- TASK DIRECTIONS -
Whenever a line in this data holds the word "odkazu", report that line in full.

- INFORMATION -

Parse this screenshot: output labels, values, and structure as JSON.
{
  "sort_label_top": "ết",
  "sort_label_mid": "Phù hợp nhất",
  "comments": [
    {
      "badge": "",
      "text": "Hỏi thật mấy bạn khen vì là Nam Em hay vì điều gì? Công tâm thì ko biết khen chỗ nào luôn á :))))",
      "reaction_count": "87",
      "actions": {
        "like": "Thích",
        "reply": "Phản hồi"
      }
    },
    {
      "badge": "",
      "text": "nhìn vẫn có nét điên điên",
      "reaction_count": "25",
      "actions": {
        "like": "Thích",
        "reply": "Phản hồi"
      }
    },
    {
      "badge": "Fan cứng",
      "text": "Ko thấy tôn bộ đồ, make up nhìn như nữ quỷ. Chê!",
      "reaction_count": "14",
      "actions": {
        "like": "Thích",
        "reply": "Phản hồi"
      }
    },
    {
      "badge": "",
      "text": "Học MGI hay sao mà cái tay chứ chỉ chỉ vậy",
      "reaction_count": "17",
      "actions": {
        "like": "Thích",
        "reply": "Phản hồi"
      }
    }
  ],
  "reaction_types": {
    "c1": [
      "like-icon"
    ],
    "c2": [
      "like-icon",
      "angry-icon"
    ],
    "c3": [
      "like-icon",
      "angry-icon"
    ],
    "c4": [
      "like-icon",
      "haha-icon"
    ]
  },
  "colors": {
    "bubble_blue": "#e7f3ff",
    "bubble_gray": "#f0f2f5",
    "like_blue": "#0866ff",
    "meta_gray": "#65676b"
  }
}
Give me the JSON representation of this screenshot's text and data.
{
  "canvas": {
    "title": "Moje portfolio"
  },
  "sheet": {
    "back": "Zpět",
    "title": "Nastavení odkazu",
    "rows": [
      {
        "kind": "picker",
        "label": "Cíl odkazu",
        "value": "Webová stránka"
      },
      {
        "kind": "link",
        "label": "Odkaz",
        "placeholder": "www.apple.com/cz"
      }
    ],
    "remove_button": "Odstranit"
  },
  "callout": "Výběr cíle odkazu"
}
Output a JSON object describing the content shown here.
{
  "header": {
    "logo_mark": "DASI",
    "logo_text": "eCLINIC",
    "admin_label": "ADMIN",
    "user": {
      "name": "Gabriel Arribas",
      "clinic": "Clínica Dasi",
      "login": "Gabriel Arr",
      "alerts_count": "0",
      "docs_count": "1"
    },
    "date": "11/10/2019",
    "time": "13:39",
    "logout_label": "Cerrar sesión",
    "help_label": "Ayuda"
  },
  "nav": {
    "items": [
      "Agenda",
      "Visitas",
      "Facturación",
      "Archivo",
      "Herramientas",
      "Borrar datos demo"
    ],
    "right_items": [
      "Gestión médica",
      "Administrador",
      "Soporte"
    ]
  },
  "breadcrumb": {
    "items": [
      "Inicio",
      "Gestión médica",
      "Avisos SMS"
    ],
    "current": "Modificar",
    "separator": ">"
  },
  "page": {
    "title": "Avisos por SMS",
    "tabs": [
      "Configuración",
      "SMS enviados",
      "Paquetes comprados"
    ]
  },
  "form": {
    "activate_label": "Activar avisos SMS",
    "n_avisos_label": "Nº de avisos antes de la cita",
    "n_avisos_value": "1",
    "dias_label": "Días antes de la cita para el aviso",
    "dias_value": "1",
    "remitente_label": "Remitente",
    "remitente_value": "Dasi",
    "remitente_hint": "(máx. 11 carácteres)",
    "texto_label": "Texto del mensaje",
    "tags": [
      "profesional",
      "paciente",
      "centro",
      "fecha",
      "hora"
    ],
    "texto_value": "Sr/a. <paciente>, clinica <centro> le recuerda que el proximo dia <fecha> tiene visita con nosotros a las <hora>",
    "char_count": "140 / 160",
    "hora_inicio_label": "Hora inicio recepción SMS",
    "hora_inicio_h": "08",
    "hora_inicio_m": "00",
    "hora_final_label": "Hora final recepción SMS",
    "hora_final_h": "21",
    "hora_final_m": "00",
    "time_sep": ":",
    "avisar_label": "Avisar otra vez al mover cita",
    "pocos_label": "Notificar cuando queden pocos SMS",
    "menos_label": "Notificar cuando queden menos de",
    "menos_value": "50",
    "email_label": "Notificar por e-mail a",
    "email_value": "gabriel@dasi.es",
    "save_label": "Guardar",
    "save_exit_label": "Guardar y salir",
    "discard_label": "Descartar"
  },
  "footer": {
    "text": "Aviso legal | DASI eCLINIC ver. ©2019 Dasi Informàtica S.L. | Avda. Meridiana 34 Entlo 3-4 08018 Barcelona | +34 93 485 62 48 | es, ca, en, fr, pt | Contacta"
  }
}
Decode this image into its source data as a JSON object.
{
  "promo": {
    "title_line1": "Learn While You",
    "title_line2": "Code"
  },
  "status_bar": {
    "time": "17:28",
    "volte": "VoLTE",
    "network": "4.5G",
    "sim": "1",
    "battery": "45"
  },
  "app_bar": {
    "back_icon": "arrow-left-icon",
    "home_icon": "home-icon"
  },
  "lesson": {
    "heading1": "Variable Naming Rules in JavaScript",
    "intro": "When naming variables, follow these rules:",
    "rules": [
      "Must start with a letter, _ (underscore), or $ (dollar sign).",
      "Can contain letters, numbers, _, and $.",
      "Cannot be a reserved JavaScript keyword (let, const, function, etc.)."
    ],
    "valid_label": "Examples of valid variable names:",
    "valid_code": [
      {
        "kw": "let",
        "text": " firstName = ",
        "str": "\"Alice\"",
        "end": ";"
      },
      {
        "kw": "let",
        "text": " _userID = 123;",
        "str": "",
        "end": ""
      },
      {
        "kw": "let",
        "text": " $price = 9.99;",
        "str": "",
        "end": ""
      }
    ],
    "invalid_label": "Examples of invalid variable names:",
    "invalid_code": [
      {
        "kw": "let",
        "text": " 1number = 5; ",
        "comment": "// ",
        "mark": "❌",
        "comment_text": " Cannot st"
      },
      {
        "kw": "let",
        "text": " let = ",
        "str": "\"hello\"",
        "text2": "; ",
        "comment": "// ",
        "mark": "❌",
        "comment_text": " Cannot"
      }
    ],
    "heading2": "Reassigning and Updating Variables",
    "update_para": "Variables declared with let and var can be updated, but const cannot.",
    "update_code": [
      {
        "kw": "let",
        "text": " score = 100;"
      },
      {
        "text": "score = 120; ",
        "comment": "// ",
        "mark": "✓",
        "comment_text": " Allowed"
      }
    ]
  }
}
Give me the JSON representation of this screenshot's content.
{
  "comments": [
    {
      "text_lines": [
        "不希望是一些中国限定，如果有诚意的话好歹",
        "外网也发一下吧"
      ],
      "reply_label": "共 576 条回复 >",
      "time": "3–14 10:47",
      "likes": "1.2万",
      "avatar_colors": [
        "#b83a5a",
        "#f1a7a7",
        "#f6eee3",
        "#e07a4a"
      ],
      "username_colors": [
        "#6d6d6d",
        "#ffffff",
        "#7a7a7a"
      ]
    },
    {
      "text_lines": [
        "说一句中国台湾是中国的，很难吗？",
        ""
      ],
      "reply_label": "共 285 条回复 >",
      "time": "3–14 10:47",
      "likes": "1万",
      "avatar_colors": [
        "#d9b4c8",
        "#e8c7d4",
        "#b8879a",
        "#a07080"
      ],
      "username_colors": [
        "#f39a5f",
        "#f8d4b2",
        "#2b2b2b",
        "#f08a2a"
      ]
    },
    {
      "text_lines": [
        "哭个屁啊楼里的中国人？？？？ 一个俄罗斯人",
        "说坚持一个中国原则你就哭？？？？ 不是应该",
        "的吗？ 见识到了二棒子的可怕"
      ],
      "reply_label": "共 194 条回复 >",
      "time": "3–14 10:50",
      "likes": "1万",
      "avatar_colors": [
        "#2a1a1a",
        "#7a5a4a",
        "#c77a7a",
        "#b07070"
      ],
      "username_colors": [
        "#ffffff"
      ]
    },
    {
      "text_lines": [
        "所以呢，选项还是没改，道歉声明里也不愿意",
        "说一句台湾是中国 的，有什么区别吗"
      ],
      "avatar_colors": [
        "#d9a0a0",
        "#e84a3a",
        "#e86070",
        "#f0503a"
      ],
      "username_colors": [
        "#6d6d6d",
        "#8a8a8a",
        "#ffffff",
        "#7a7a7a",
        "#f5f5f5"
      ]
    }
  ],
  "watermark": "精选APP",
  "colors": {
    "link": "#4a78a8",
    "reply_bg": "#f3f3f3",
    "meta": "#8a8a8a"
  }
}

- RESPONSE BELOW -
    "title": "Nastavení odkazu",
        "label": "Cíl odkazu",
  "callout": "Výběr cíle odkazu"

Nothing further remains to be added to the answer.